URGENT repair works should take place to preserve one of East Lancashire's most unique listed buildings, councillors have been told.

The late 18th century limestone and sandstone dog kennels, part of the Gisburne Park Estate, were constructed in the form of a sham castle, with two round towers.

And since early 1981 they have been grade II listed, Ribble Valley Council's planning committee heard.

But growing concerns over the condition of the historic structure has led the authority to recommend an urgent works notice being issued to guard against their eventual collapse.

Even in 1996, when planning permission was sought for the kennels' conversion for domestic use, planning officers noted that "the building is now in an advanced state of dereliction" with part of the stonework having collapsed and large amounts of vegetation growing around the walls.

Then in 2010, when a landscape management plan was put together for Gisburne Park, it was observed that consolidation work was required before the kennels, sited near Gisburne Bridge, were lost.

This position was reinforced when, the following year, the park was added to English Heritage's Register of Parks and Gardens of Special Historic Interest.

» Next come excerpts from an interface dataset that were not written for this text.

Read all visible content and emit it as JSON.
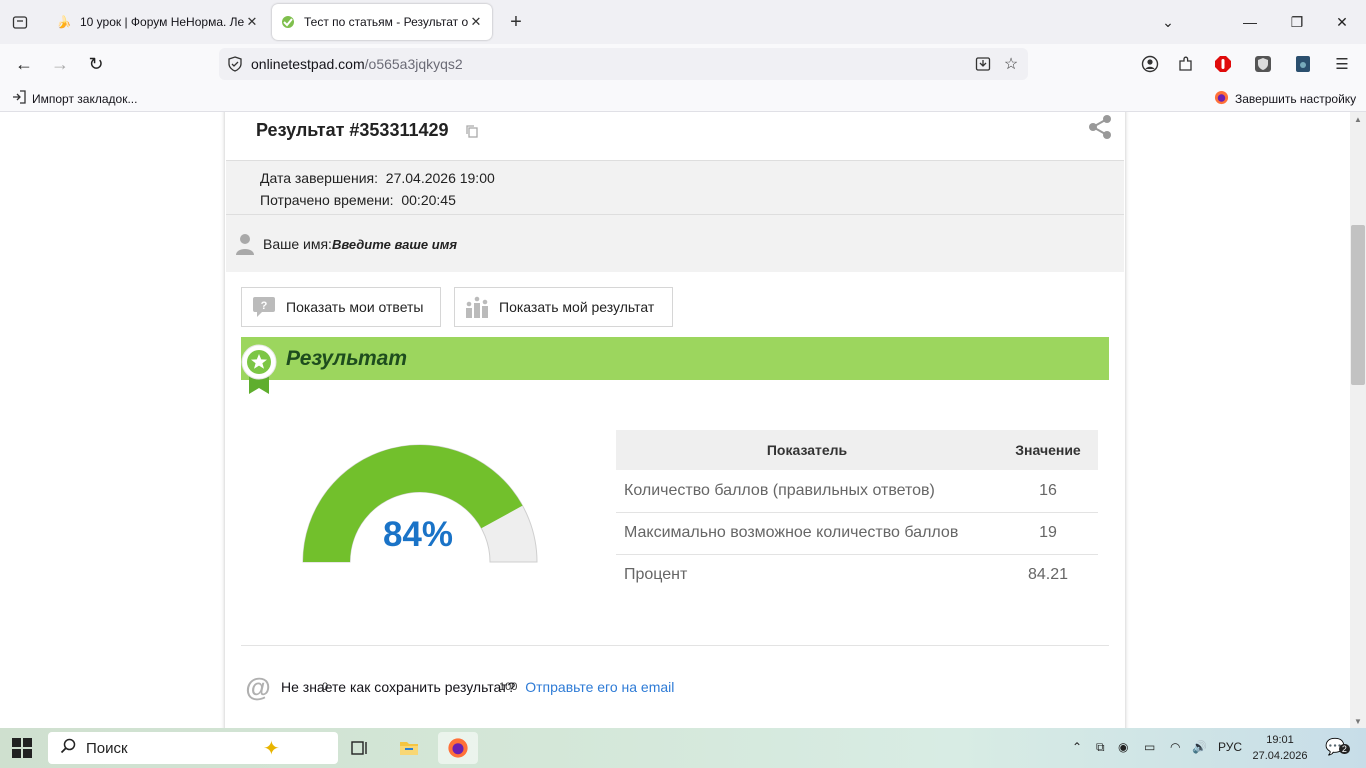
{
  "browser": {
    "tabs": [
      {
        "title": "10 урок | Форум НеНорма. Ле",
        "active": false
      },
      {
        "title": "Тест по статьям - Результат он",
        "active": true
      }
    ],
    "url_host": "onlinetestpad.com",
    "url_path": "/o565a3jqkyqs2",
    "bookmarks": {
      "import_label": "Импорт закладок...",
      "finish_setup_label": "Завершить настройку"
    }
  },
  "result": {
    "title": "Результат #353311429",
    "completed_label": "Дата завершения:",
    "completed_value": "27.04.2026 19:00",
    "time_label": "Потрачено времени:",
    "time_value": "00:20:45",
    "name_label": "Ваше имя:",
    "name_value": "Введите ваше имя",
    "show_answers_label": "Показать мои ответы",
    "show_result_label": "Показать мой результат",
    "section_title": "Результат",
    "gauge": {
      "percent": 84,
      "percent_label": "84%",
      "min_label": "0",
      "max_label": "100",
      "fill_color": "#72c02c",
      "empty_color": "#eeeeee"
    },
    "table": {
      "headers": [
        "Показатель",
        "Значение"
      ],
      "rows": [
        {
          "name": "Количество баллов (правильных ответов)",
          "value": "16"
        },
        {
          "name": "Максимально возможное количество баллов",
          "value": "19"
        },
        {
          "name": "Процент",
          "value": "84.21"
        }
      ]
    },
    "email_question": "Не знаете как сохранить результат?",
    "email_link": "Отправьте его на email"
  },
  "taskbar": {
    "search_placeholder": "Поиск",
    "language": "РУС",
    "time": "19:01",
    "date": "27.04.2026",
    "notification_count": "2"
  }
}
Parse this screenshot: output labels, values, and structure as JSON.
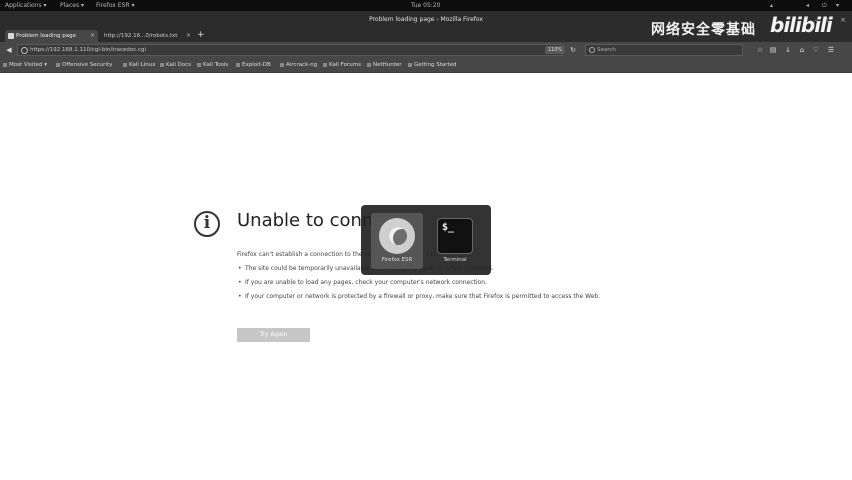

Borough officials wrote to the owners in 2013, stressing that "the building is currently in a ruinous and significantly deteriorated condition with a risk of further imminent collapse of sections of masonry" and urged remedial works.

While a listed building application was submitted for the kennels last August, planning officers felt it contained insufficient information to enable the extent and impact of any proposed conservation works to be asssessed.

Adrian Dowd, the council's principal planning officer, said in a report to be considered on Thursday: "There are serious concerns for the further deterioration of the building over the winter months and there is an urgent need to stabilise the building and prevent further decay.

"In this regard, given that the requested information has not been forthcoming from the property owner and/or their agent, the local Planning Authority has decided to issue an urgent works notice."

If the notice is authorised by councillors, the authority can undertake any repair works and then seek to recover the outstanding costs from the kennels' owners.